There are undoubtedly limits on the extent to which a white person can truly see things from the perspective of a person of color. However, in general you're going to do better with lots of good, high-quality data than with small amounts of biased or distorted data. Many white people don't get that good data just from their everyday experience, so building a decent mental model requires making a concerted effort to seek it out.
Seeking out that data is a form of taking action. It's not the endpoint - many people of color point out that white people have had a lot of time to educate themselves, and need to be committing to activism, not just understanding. Activist Leslie Mac put it this way in a Vox article on being an ally:
Yet it remains true that effective action needs to be informed by understanding. For example, in the same Vox article activist Ben O'Keefe said this:
Now let's go back to our understanding of how empathy works. Remember, the idea is that by taking action to address whatever is making the other person feel bad, we will make ourselves feel better. That's where the motivation to act comes from. But for this particular issue, it's also where things can really go sideways. Because for a white person, informing yourself about the struggles of people of color is unlikely to make you feel better. If my own experience is any guide, it may do just the opposite - in the short term at least, you may feel much worse, as you come to recognize how bad the problem is, and the many ways in which your own actions or lack thereof allow it to continue.

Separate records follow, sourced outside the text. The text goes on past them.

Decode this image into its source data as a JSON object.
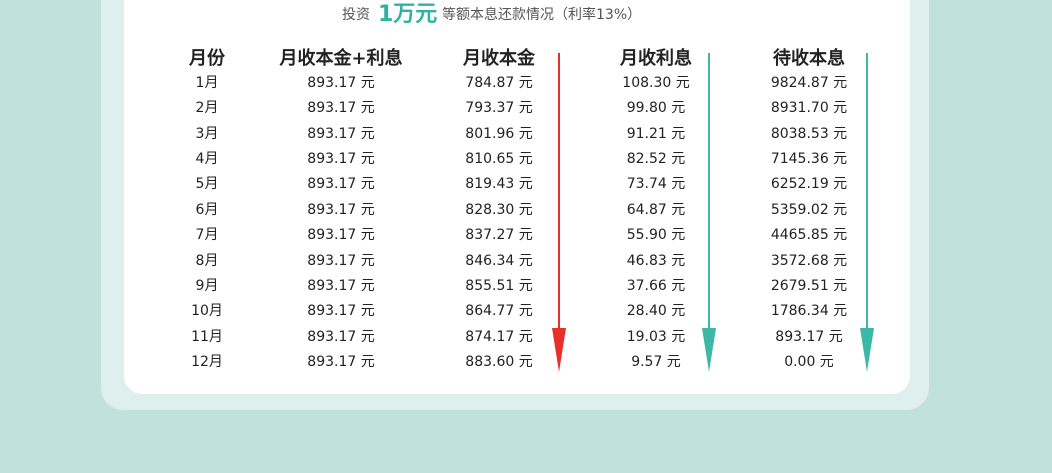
{
  "subtitle": {
    "prefix": "投资",
    "amount": "1万元",
    "suffix": "等额本息还款情况（利率13%）"
  },
  "table": {
    "headers": [
      "月份",
      "月收本金+利息",
      "月收本金",
      "月收利息",
      "待收本息"
    ],
    "rows": [
      [
        "1月",
        "893.17 元",
        "784.87 元",
        "108.30 元",
        "9824.87 元"
      ],
      [
        "2月",
        "893.17 元",
        "793.37 元",
        "99.80 元",
        "8931.70 元"
      ],
      [
        "3月",
        "893.17 元",
        "801.96 元",
        "91.21 元",
        "8038.53 元"
      ],
      [
        "4月",
        "893.17 元",
        "810.65 元",
        "82.52 元",
        "7145.36 元"
      ],
      [
        "5月",
        "893.17 元",
        "819.43 元",
        "73.74 元",
        "6252.19 元"
      ],
      [
        "6月",
        "893.17 元",
        "828.30 元",
        "64.87 元",
        "5359.02 元"
      ],
      [
        "7月",
        "893.17 元",
        "837.27 元",
        "55.90 元",
        "4465.85 元"
      ],
      [
        "8月",
        "893.17 元",
        "846.34 元",
        "46.83 元",
        "3572.68 元"
      ],
      [
        "9月",
        "893.17 元",
        "855.51 元",
        "37.66 元",
        "2679.51 元"
      ],
      [
        "10月",
        "893.17 元",
        "864.77 元",
        "28.40 元",
        "1786.34 元"
      ],
      [
        "11月",
        "893.17 元",
        "874.17 元",
        "19.03 元",
        "893.17 元"
      ],
      [
        "12月",
        "893.17 元",
        "883.60 元",
        "9.57 元",
        "0.00 元"
      ]
    ]
  },
  "arrows": [
    {
      "name": "principal-trend-arrow",
      "color": "#e8302a"
    },
    {
      "name": "interest-trend-arrow",
      "color": "#3bb8a6"
    },
    {
      "name": "remaining-trend-arrow",
      "color": "#3bb8a6"
    }
  ],
  "colors": {
    "background": "#c0e1dc",
    "panel": "#dfefee",
    "card": "#ffffff",
    "accent": "#2eb3a0",
    "down_red": "#e8302a",
    "down_teal": "#3bb8a6"
  }
}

Thus, persisting with your efforts requires a seemingly paradoxical position - feeling good about feeling bad. By allowing yourself to feel some of the pain and hurt that people of color experience every day, you are in a better position to actually be helpful. And you should feel good about taking that step. But not too good, because if you are truly committed to being an ally, you need to keep feeling that pain until the problem no longer exists. Which, sadly, is not going to be today, this week, or this year.
Finding the superpower

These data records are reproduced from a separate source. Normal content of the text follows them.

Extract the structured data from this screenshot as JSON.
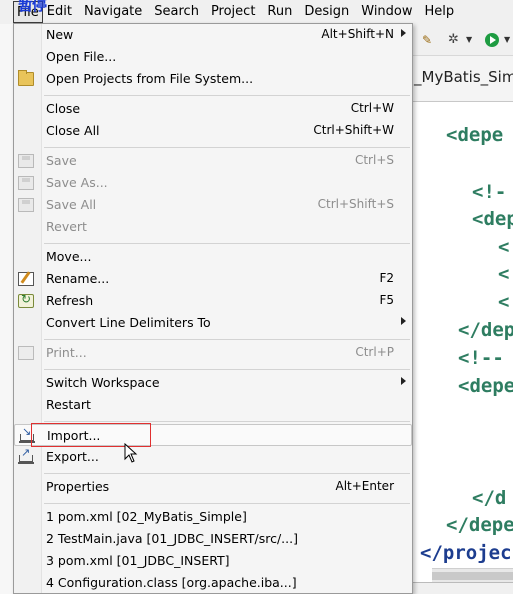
{
  "menubar": {
    "items": [
      "File",
      "Edit",
      "Navigate",
      "Search",
      "Project",
      "Run",
      "Design",
      "Window",
      "Help"
    ]
  },
  "top_overlay_text": "暂停",
  "editor": {
    "tab_title": "_MyBatis_Simp",
    "code_lines": [
      "<depe",
      "<!-",
      "<dep",
      "<",
      "<",
      "<",
      "</dep",
      "<!--",
      "<depe",
      "</d",
      "</depe",
      "</projec"
    ]
  },
  "file_menu": {
    "new": {
      "label": "New",
      "shortcut": "Alt+Shift+N"
    },
    "open_file": {
      "label": "Open File..."
    },
    "open_projects": {
      "label": "Open Projects from File System..."
    },
    "close": {
      "label": "Close",
      "shortcut": "Ctrl+W"
    },
    "close_all": {
      "label": "Close All",
      "shortcut": "Ctrl+Shift+W"
    },
    "save": {
      "label": "Save",
      "shortcut": "Ctrl+S"
    },
    "save_as": {
      "label": "Save As..."
    },
    "save_all": {
      "label": "Save All",
      "shortcut": "Ctrl+Shift+S"
    },
    "revert": {
      "label": "Revert"
    },
    "move": {
      "label": "Move..."
    },
    "rename": {
      "label": "Rename...",
      "shortcut": "F2"
    },
    "refresh": {
      "label": "Refresh",
      "shortcut": "F5"
    },
    "convert": {
      "label": "Convert Line Delimiters To"
    },
    "print": {
      "label": "Print...",
      "shortcut": "Ctrl+P"
    },
    "switch_workspace": {
      "label": "Switch Workspace"
    },
    "restart": {
      "label": "Restart"
    },
    "import": {
      "label": "Import..."
    },
    "export": {
      "label": "Export..."
    },
    "properties": {
      "label": "Properties",
      "shortcut": "Alt+Enter"
    },
    "recent": [
      "1 pom.xml  [02_MyBatis_Simple]",
      "2 TestMain.java  [01_JDBC_INSERT/src/...]",
      "3 pom.xml  [01_JDBC_INSERT]",
      "4 Configuration.class  [org.apache.iba...]"
    ]
  },
  "colors": {
    "highlight_box": "#e03030",
    "code_green": "#2e7d61",
    "code_blue": "#1d3d8f"
  }
}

Here is the take home message of all of this: If you are a white person who, like myself, leads a fairly comfortable and secure life, a good sign that your empathy system is working is that you are feeling awful. Not your own awful, mind you, other people's awful. The reflected emotion of affective empathy. The natural tendency of people is to try to make that feeling go away. We want to feel good about ourselves, not bad. So we often search for a way to reframe the situation so we can feel something else, something that feels more positive. Righteous indignation, perhaps. Please don't. From what I've seen, that's one of the major ways you get a disconnect between how white people see the situation and how people of color do.

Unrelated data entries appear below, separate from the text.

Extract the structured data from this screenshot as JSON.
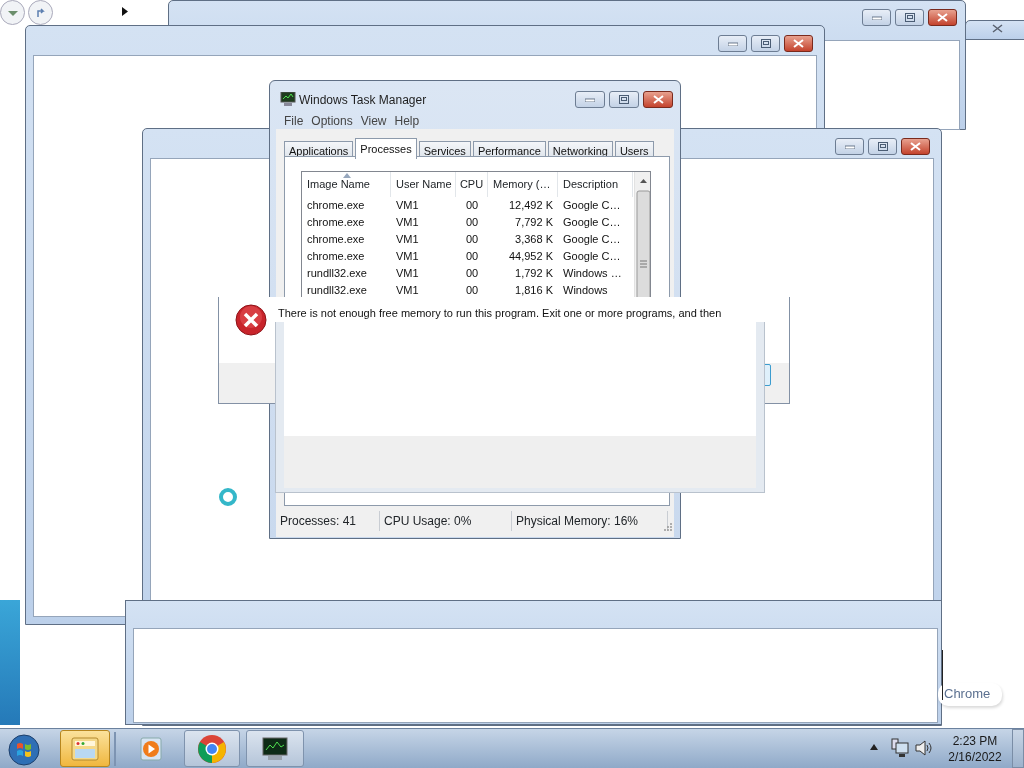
{
  "task_manager": {
    "title": "Windows Task Manager",
    "menu": [
      "File",
      "Options",
      "View",
      "Help"
    ],
    "tabs": [
      {
        "label": "Applications",
        "selected": false
      },
      {
        "label": "Processes",
        "selected": true
      },
      {
        "label": "Services",
        "selected": false
      },
      {
        "label": "Performance",
        "selected": false
      },
      {
        "label": "Networking",
        "selected": false
      },
      {
        "label": "Users",
        "selected": false
      }
    ],
    "columns": [
      "Image Name",
      "User Name",
      "CPU",
      "Memory (…",
      "Description"
    ],
    "rows": [
      [
        "chrome.exe",
        "VM1",
        "00",
        "12,492 K",
        "Google C…"
      ],
      [
        "chrome.exe",
        "VM1",
        "00",
        "7,792 K",
        "Google C…"
      ],
      [
        "chrome.exe",
        "VM1",
        "00",
        "3,368 K",
        "Google C…"
      ],
      [
        "chrome.exe",
        "VM1",
        "00",
        "44,952 K",
        "Google C…"
      ],
      [
        "rundll32.exe",
        "VM1",
        "00",
        "1,792 K",
        "Windows …"
      ],
      [
        "rundll32.exe",
        "VM1",
        "00",
        "1,816 K",
        "Windows"
      ]
    ],
    "status_bar": [
      "Processes: 41",
      "CPU Usage: 0%",
      "Physical Memory: 16%"
    ]
  },
  "error_dialog": {
    "message": "There is not enough free memory to run this program. Exit one or more programs, and then"
  },
  "chrome_label": "Chrome",
  "taskbar": {
    "items": [
      {
        "kind": "start",
        "selected": false,
        "running": false
      },
      {
        "kind": "explorer",
        "selected": true,
        "running": true
      },
      {
        "kind": "media_player",
        "selected": false,
        "running": false
      },
      {
        "kind": "chrome",
        "selected": false,
        "running": true
      },
      {
        "kind": "task_manager",
        "selected": false,
        "running": true
      }
    ],
    "clock": {
      "time": "2:23 PM",
      "date": "2/16/2022"
    }
  }
}
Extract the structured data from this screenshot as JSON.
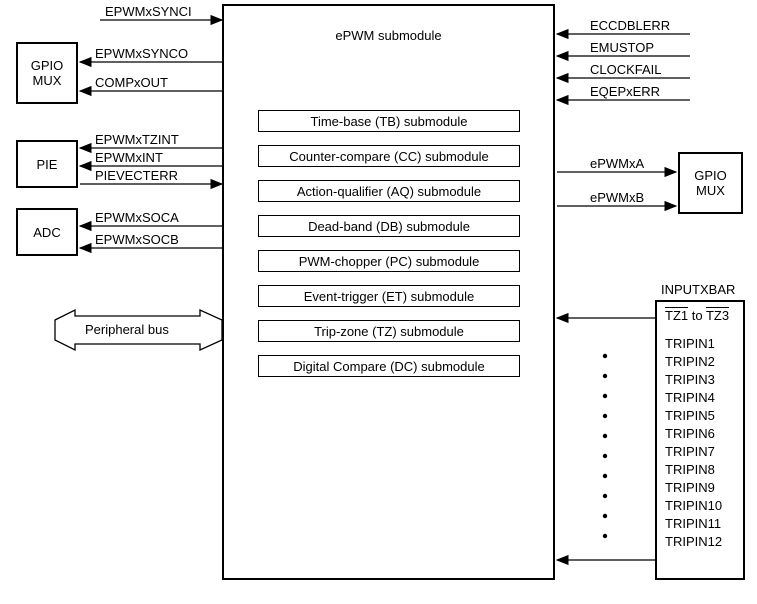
{
  "main": {
    "title": "ePWM submodule",
    "submodules": [
      "Time-base (TB) submodule",
      "Counter-compare (CC) submodule",
      "Action-qualifier (AQ) submodule",
      "Dead-band (DB) submodule",
      "PWM-chopper (PC) submodule",
      "Event-trigger (ET) submodule",
      "Trip-zone (TZ) submodule",
      "Digital Compare (DC) submodule"
    ]
  },
  "left_blocks": {
    "gpio": "GPIO\nMUX",
    "pie": "PIE",
    "adc": "ADC"
  },
  "right_blocks": {
    "gpio": "GPIO\nMUX",
    "xbar_title": "INPUTXBAR",
    "xbar_first": "TZ1 to TZ3",
    "xbar_items": [
      "TRIPIN1",
      "TRIPIN2",
      "TRIPIN3",
      "TRIPIN4",
      "TRIPIN5",
      "TRIPIN6",
      "TRIPIN7",
      "TRIPIN8",
      "TRIPIN9",
      "TRIPIN10",
      "TRIPIN11",
      "TRIPIN12"
    ]
  },
  "signals": {
    "top_left_in": "EPWMxSYNCI",
    "gpio_out1": "EPWMxSYNCO",
    "gpio_out2": "COMPxOUT",
    "pie1": "EPWMxTZINT",
    "pie2": "EPWMxINT",
    "pie3": "PIEVECTERR",
    "adc1": "EPWMxSOCA",
    "adc2": "EPWMxSOCB",
    "bus": "Peripheral bus",
    "right_in1": "ECCDBLERR",
    "right_in2": "EMUSTOP",
    "right_in3": "CLOCKFAIL",
    "right_in4": "EQEPxERR",
    "right_gpio1": "ePWMxA",
    "right_gpio2": "ePWMxB"
  }
}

What I hope for is that more and more white people shift from running away from the negative feelings to leaning into them. It's the bad feeling that's the superpower, because it's what motivates you to take on something that's hard, risky - and necessary. In the business world we like to talk about recognizing opportunities, and there is opportunity in recognizing the pain. The people feeling that pain are your customers. Use your empathy to better serve them. The people experiencing that pain are your suppliers. Use your empathy to partner more effectively with them. The people experiencing that pain are your employees. Use your empathy to nurture and empower them. The people experiencing that pain are in the communities in which you operate. Use your empathy to strengthen those communities. These are all areas in which business goals are also human goals.